**Work instruction**
Of all the lines in the material, count those containing the string "value" and write only the resulting number.

**Data provided**

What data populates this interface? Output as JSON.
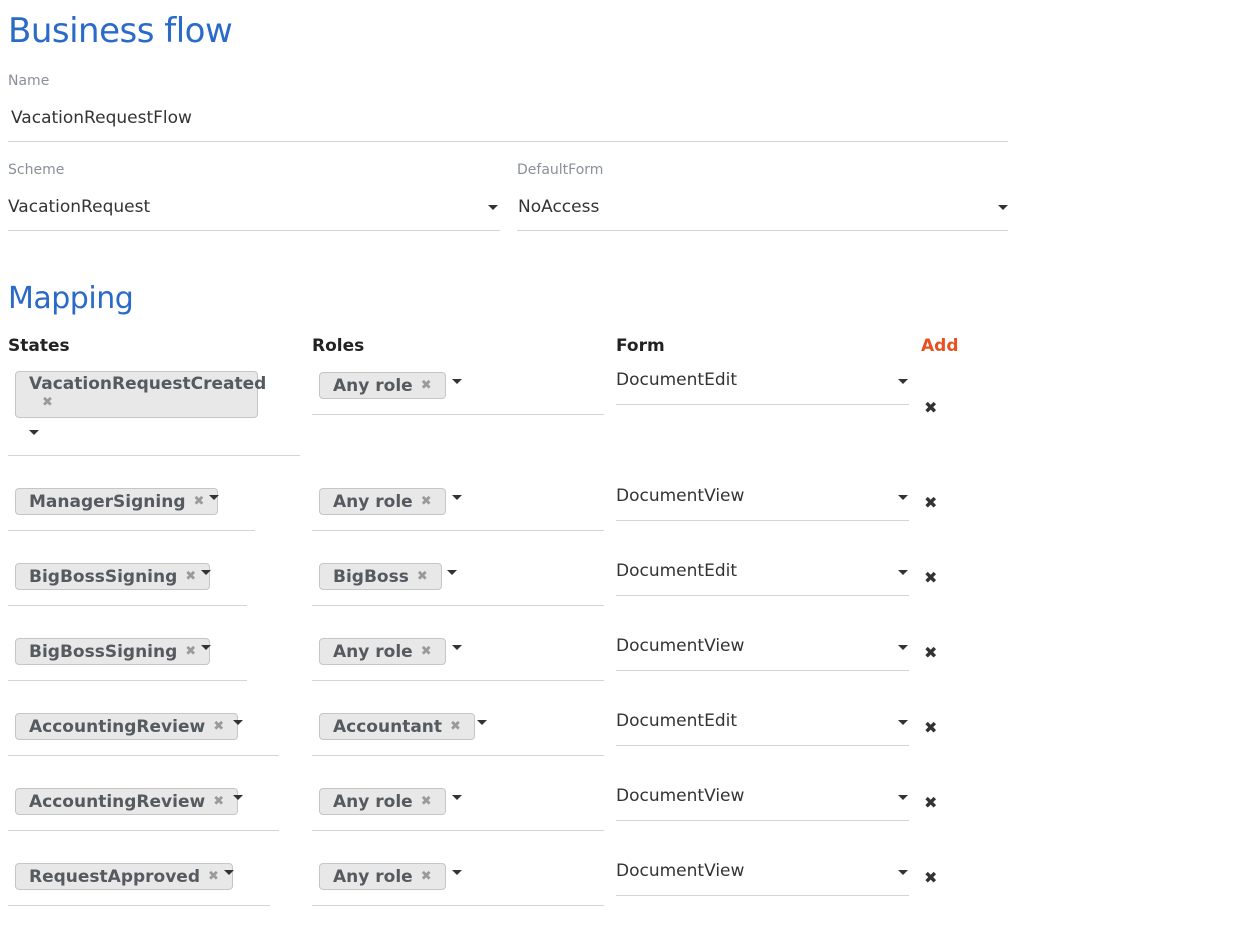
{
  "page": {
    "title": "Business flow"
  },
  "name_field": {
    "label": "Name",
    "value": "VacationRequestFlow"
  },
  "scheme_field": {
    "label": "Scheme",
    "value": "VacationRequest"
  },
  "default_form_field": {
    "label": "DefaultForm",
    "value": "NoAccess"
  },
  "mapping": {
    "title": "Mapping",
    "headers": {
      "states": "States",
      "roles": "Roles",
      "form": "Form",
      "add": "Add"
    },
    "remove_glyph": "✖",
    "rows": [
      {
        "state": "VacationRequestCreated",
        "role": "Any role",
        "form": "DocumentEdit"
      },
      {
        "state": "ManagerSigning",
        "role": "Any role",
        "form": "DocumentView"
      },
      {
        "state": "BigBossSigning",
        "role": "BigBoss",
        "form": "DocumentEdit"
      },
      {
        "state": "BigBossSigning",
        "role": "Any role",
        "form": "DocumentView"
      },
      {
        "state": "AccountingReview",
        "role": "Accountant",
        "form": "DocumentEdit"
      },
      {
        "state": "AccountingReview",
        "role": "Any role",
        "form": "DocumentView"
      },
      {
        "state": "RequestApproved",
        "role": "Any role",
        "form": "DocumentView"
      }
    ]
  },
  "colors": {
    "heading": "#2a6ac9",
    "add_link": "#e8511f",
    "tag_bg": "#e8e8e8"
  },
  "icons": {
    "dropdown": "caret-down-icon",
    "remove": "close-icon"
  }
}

**Answer to this exercise**
3